With an EP, a full-length album, a COLORS show, and a European tour under his belt, Tommy Newport, has built a  solid foundation rooted in his fresh, genre-bending sound. All the while, the Kansas native is still developing as an artist and it’s left me quite impressed. A fan of just about everything Newport has dropped, I’m not surprised I dig his latest, “Someone Like Me,” but I was surprised by the growth he demonstrates; this might just be his sharpest, most refined offering yet. I particularly love the way he uses space on this one. He’s not trying to force anything, simply letting the combination of his mellow vocals, the crisp drum beat, and the strutting riff simmer and blend together. It’s always great to see an artist with so much potential really grow into it and blossom before our eyes ears.  I think that’s happening with Tommy.

Balance/Contrast – [City Park]

By Lucas Garrison // 29 Jan 2020

I serendipitously discovered City Park as I was headed to Amsterdam in the Fall and found myself frequently going back to “Getaway,” as it was only one of a few tracks release. Last week the Dutch Duo dropped off their Balance/Contrast EP and it’s filled with songs, much like “Getaway,” that will be surprisingly hard to pull away from. It’s not surprising in the sense that the music not up to par or anything. Actually, quite the opposite. It’s is really well produced and the vocals and instrumentals really blend well together. However, with a softer sound that combines R&B with a cushioned pop/electronic feel it’ a little softer and mellow. Even though it’s more of a slow burn, it’s easy to get into (or vibe out to rather) which will keep you coming back for more. The perfect example is the final cut “Garden (Draft).” Even in it’s rough, incomplete state it effects; I guess that’s par for the course for City Park. Excited for more already!
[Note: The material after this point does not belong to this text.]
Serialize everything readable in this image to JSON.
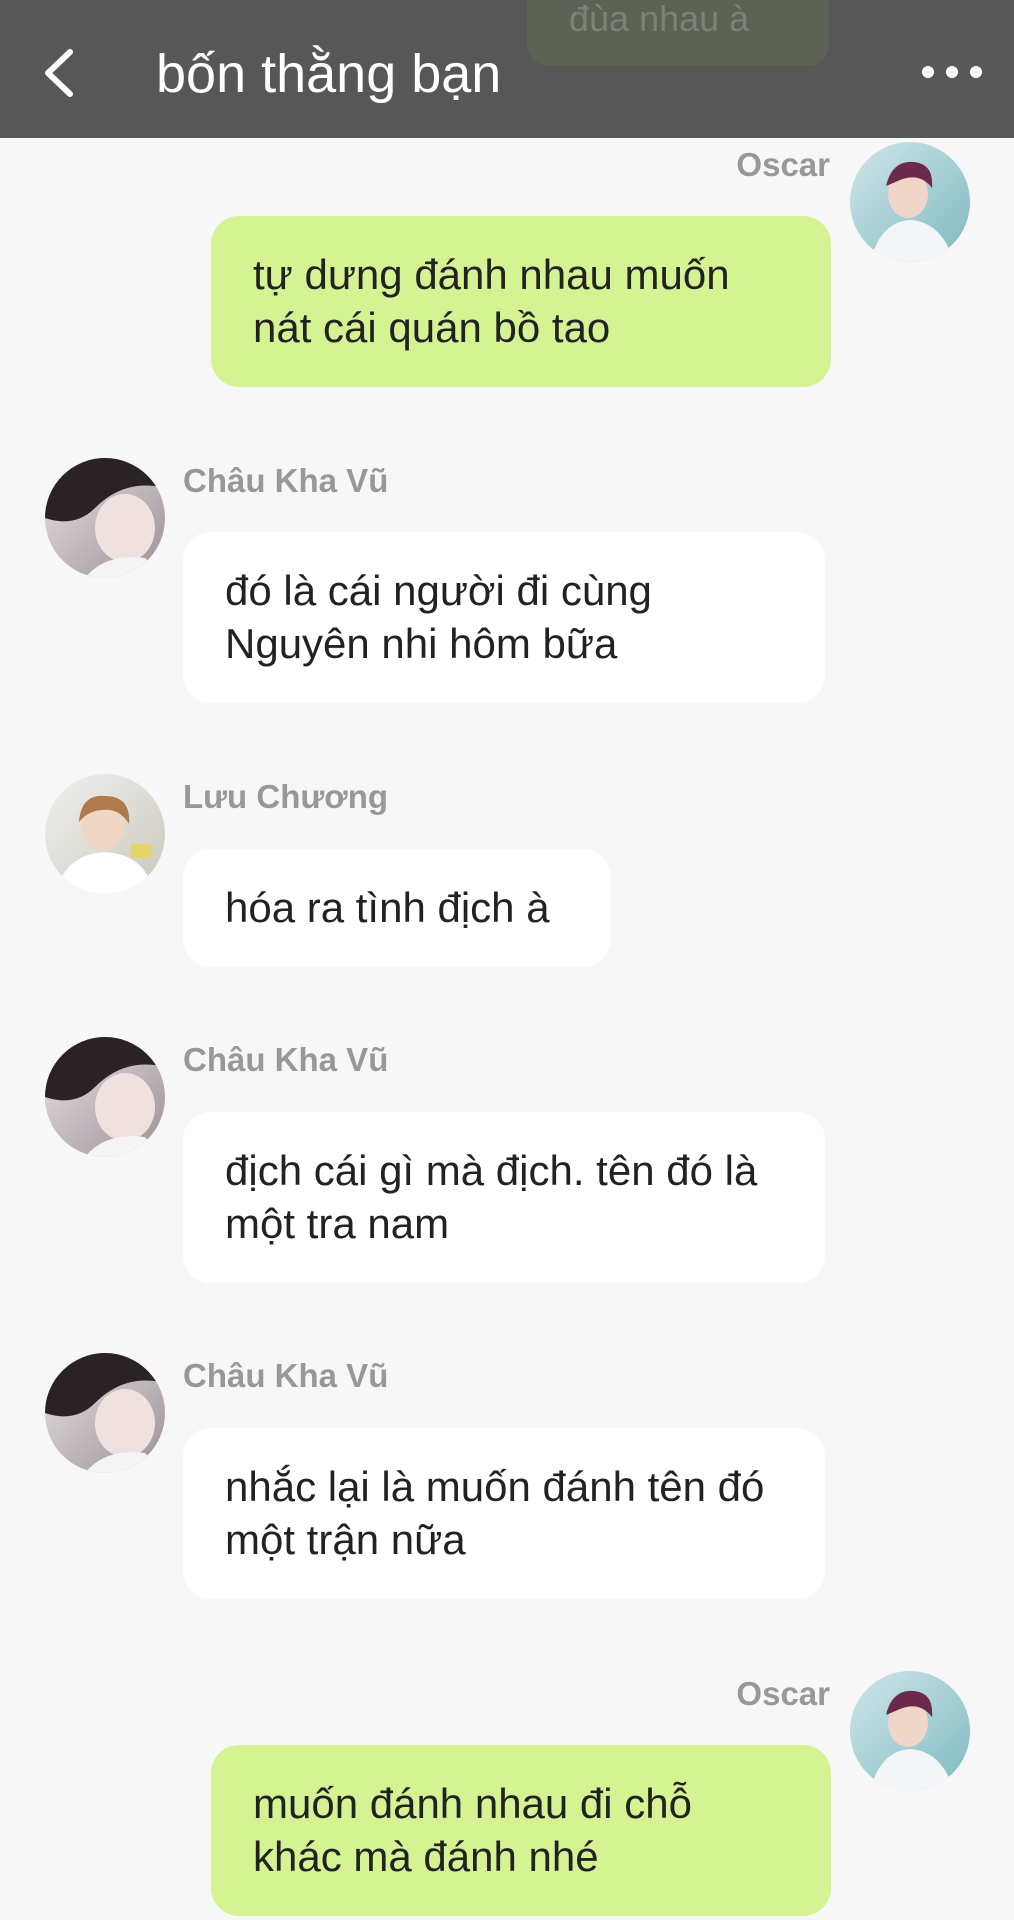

Studio Monk – [Junia-T]

By Lucas Garrison // 27 Jan 2020

Since posting “Ooowee,” the first single, all the way back in June, I’ve been really excited for Junia-T’s album Studio Monk. Each subsequent release only built up the hype and showcased the Candian producer’s versatility in the process. With three distinct singles, it should come as no surprise that the selling point of the complete Studio Monk experience is the range of sounds, styles, and colors.  From no-frills, stark hip-hop beats to hazy R&B-inspired backdrops, and even some Dub/reggae influence, Junia broadens his horizons; the one consistent, however, is some really crisp drums. It’s not just about the production either. Putting artists in a position to win is the mark of a great producer and Junia definitely does it all over this album. Junia does a stellar job of picking the right guest to man the vocals, so each track feels natural. He really succeeds in this with the female vocalist; Faiza, in particular, shines on everything she’s on.  Standout Tracks: “Try Me,”‘ “WYAT?,” “Puzzles”